Loading ...
Sorry, an error occurred while loading the content.
 

MH/Chris Simmons: The Miami Herald

Expand Messages
  • Walter Lippmann
    MIAMI HERALD Posted on Tue, Mar. 11, 2008 When spies become diplomats By CHRIS SIMMONS http://www.miamiherald.com/851/story/451679.html Since the earliest days
    Message 1 of 1 , Mar 11, 2008
      MIAMI HERALD

      Posted on Tue, Mar. 11, 2008
      When spies become diplomats
      By CHRIS SIMMONS

      http://www.miamiherald.com/851/story/451679.html

      Since the earliest days of the Castro regime, the Cuban government has used
      diplomatic cover for its spies. Among them are Félix Wilson and José
      Imperatori, both of whom served at the Cuban Interests Section in
      Washington, D.C. Historically, this practice is generally reserved for
      either the United States or for sympathetic regimes and close allies.

      However, the choice of René Mujica Cantelar as Cuba's ambassador to the
      United Kingdom highlights a disturbing new trend. London is a close U.S.
      ally and, more important for Havana, a primary U.S. ally in the global war
      on terror. During extensive discussions during the past months, two former
      Cuban intelligence officers who are now in the United States identified
      Mujica as a deep-cover spy in Cuba's foreign-intelligence service, the
      Directorate of Intelligence (DI).

      Mujica spent his earlier years in U.S. posts. He served at the Cuban
      Interests Section in 1977-1986 and then at the Cuban Mission to the United
      Nations (CMUN) in 1990-93. Juan Antonio Rodríguez Menier -- who served with
      the DI's predecessor, the Directorate General of Intelligence (DGI), for 28
      years -- noted that both of Mujica's U.S. postings carried the rank of first
      secretary. Historically, the DI uses senior diplomatic positions only for
      its higher-ranking officers.

      Additionally, Mujica is apparently highly trusted by Raúl Castro, given that
      his CMUN assignment followed a devastating 1989 restructuring and downsizing
      of the DGI into the DI.

      In the wake of the 1989 arrest and execution of Division Gen. Arnaldo Ochoa,
      Castro and the Ministry of the Armed Forces took control of the Interior
      Ministry (MININT). Army Corps Gen. Abelardo Colome Ibarra became the
      interior minister and conducted a massive purge. Armed forces officers loyal
      to Castro replaced hundreds of MININT/DGI officers who were jailed, fired or
      retired.

      After a few years back at DI headquarters, Mujica was transferred to Europe,
      where he spent six years as ambassador to Brussels (1996-2002) and another
      three as deputy director of the Europe Division. There, he worked for better
      E.U.-Cuban relations and recommended the E.U. rethink its position on Cuba.
      Mujica sees signs of warming European-Cuban relations but fears that E.U.
      enlargement may slow rapprochement since some new pro-American members tend
      to take a hard-line position.

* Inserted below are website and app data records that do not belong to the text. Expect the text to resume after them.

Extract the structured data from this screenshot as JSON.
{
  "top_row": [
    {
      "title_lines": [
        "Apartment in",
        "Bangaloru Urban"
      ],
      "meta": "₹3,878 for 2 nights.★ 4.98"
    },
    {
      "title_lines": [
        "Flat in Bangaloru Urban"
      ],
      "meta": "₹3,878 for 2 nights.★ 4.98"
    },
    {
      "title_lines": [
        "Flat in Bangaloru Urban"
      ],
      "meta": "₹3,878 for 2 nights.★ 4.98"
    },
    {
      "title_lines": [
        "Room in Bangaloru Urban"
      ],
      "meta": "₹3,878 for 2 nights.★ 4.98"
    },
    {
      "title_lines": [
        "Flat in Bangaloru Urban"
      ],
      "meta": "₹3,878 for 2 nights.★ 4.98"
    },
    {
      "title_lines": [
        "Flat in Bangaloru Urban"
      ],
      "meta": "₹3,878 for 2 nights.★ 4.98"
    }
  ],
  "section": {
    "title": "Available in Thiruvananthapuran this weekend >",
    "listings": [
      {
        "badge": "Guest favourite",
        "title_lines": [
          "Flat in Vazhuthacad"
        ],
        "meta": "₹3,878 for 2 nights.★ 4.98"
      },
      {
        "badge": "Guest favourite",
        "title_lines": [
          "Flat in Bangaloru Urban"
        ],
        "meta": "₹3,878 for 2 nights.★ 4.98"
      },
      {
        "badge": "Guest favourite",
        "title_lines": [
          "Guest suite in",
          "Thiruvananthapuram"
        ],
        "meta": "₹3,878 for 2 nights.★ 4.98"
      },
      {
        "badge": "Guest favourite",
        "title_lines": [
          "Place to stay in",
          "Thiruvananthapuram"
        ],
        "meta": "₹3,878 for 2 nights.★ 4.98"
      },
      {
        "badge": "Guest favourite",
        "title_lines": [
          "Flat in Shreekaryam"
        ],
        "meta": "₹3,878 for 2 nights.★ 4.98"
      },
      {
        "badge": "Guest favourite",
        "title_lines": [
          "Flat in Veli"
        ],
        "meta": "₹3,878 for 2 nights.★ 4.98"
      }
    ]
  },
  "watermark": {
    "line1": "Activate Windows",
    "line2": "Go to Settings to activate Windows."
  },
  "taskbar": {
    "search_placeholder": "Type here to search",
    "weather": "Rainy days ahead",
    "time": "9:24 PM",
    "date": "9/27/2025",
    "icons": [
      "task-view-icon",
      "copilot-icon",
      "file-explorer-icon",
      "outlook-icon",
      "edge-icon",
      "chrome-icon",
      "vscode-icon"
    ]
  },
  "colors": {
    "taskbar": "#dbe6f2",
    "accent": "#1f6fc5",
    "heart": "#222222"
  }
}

      Since his posting to London, Mujica is focused on stronger bilateral
      relations with the United Kingdom. He is a strong and vocal critic of Bush
      administration measures intended to hasten the end of the Castro brothers'
      rule, including tightened restrictions on family visits and remittances from
      Cuban Americans -- funds now critical to the regime's survival.

      According to former DI officer Juan Reyes-Alonso, Mujica's diplomat postings
      were intended to improve his cover for intelligence missions. Now, he enjoys
      the best of both worlds. As a deep-cover DI officer, he does not meet with
      regular DI assets like traditional intelligence officers at an embassy. This
      has kept him ''off the radar'' of foreign counterintelligence services and
      their surveillance teams. As a result, he is living the dream of DI officers
      and diplomats -- he has little direct supervision and enjoys considerable
      freedom of movement.

      Mujica's presence marks an unsettling pattern in Havana's use of spies as
      ambassadors. Its increasing tendency to target U.S. neighbors, close allies
      and nations that serve as bases for U.S. operations in the War on Terror is
      a concern. In these situations, the presence of an ambassador-spy guarantees
      that the DI will always have the necessary diplomatic protections to
      accomplish its mission. Regrettably, America's allies have done little or
      nothing in the face of this new intelligence challenge.



      © 2008 Miami Herald Media Company. All Rights Reserved.
      http://www.miamiherald.com

      ========================================
      WALTER LIPPMANN, CubaNews
      Los Angeles, California
      http://www.walterlippmann.com
      http://groups.yahoo.com/group/CubaNews/
      "Cuba - Un Paraiso bajo el bloqueo"
      ========================================
    Your message has been successfully submitted and would be delivered to recipients shortly.